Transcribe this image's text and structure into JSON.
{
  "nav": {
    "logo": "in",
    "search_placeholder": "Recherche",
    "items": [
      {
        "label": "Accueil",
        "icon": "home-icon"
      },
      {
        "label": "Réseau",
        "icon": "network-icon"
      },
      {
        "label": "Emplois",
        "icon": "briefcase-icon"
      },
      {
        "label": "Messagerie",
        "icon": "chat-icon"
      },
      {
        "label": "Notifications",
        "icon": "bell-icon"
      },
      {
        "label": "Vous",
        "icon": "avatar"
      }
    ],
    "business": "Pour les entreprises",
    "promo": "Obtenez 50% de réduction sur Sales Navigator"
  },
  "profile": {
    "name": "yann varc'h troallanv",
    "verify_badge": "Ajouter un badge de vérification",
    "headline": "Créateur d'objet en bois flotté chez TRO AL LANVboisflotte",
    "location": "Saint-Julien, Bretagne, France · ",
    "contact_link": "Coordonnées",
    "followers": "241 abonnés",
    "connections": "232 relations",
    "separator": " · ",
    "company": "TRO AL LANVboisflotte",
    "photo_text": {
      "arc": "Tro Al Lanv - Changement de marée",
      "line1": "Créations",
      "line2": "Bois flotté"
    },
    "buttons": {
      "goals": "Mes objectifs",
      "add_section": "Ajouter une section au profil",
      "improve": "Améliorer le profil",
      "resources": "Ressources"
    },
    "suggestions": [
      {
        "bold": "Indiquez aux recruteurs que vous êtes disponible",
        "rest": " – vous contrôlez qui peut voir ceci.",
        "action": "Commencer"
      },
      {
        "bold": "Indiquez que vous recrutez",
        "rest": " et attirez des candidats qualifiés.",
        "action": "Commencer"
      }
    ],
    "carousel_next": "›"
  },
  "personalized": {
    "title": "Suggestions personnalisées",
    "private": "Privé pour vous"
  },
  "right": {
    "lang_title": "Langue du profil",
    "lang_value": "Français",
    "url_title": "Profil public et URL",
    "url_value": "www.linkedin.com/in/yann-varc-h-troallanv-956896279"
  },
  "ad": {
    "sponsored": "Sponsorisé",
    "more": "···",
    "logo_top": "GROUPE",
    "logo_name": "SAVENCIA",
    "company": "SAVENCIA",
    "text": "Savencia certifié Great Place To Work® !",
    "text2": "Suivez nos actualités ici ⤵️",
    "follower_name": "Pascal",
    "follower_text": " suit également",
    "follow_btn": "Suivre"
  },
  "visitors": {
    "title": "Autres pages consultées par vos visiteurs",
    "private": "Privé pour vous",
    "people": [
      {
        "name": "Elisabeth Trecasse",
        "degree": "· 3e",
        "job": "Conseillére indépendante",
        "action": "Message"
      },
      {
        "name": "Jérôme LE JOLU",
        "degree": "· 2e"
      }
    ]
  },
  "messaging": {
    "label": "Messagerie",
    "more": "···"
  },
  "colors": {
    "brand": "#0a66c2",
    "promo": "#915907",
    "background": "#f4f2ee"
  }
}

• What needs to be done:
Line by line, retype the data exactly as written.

• Answer to the problem:
Transcribe this image's text and structure into JSON.
{
  "nav": {
    "logo": "in",
    "search_placeholder": "Recherche",
    "items": [
      {
        "label": "Accueil",
        "icon": "home-icon"
      },
      {
        "label": "Réseau",
        "icon": "network-icon"
      },
      {
        "label": "Emplois",
        "icon": "briefcase-icon"
      },
      {
        "label": "Messagerie",
        "icon": "chat-icon"
      },
      {
        "label": "Notifications",
        "icon": "bell-icon"
      },
      {
        "label": "Vous",
        "icon": "avatar"
      }
    ],
    "business": "Pour les entreprises",
    "promo": "Obtenez 50% de réduction sur Sales Navigator"
  },
  "profile": {
    "name": "yann varc'h troallanv",
    "verify_badge": "Ajouter un badge de vérification",
    "headline": "Créateur d'objet en bois flotté chez TRO AL LANVboisflotte",
    "location": "Saint-Julien, Bretagne, France · ",
    "contact_link": "Coordonnées",
    "followers": "241 abonnés",
    "connections": "232 relations",
    "separator": " · ",
    "company": "TRO AL LANVboisflotte",
    "photo_text": {
      "arc": "Tro Al Lanv - Changement de marée",
      "line1": "Créations",
      "line2": "Bois flotté"
    },
    "buttons": {
      "goals": "Mes objectifs",
      "add_section": "Ajouter une section au profil",
      "improve": "Améliorer le profil",
      "resources": "Ressources"
    },
    "suggestions": [
      {
        "bold": "Indiquez aux recruteurs que vous êtes disponible",
        "rest": " – vous contrôlez qui peut voir ceci.",
        "action": "Commencer"
      },
      {
        "bold": "Indiquez que vous recrutez",
        "rest": " et attirez des candidats qualifiés.",
        "action": "Commencer"
      }
    ],
    "carousel_next": "›"
  },
  "personalized": {
    "title": "Suggestions personnalisées",
    "private": "Privé pour vous"
  },
  "right": {
    "lang_title": "Langue du profil",
    "lang_value": "Français",
    "url_title": "Profil public et URL",
    "url_value": "www.linkedin.com/in/yann-varc-h-troallanv-956896279"
  },
  "ad": {
    "sponsored": "Sponsorisé",
    "more": "···",
    "logo_top": "GROUPE",
    "logo_name": "SAVENCIA",
    "company": "SAVENCIA",
    "text": "Savencia certifié Great Place To Work® !",
    "text2": "Suivez nos actualités ici ⤵️",
    "follower_name": "Pascal",
    "follower_text": " suit également",
    "follow_btn": "Suivre"
  },
  "visitors": {
    "title": "Autres pages consultées par vos visiteurs",
    "private": "Privé pour vous",
    "people": [
      {
        "name": "Elisabeth Trecasse",
        "degree": "· 3e",
        "job": "Conseillére indépendante",
        "action": "Message"
      },
      {
        "name": "Jérôme LE JOLU",
        "degree": "· 2e"
      }
    ]
  },
  "messaging": {
    "label": "Messagerie",
    "more": "···"
  },
  "colors": {
    "brand": "#0a66c2",
    "promo": "#915907",
    "background": "#f4f2ee"
  }
}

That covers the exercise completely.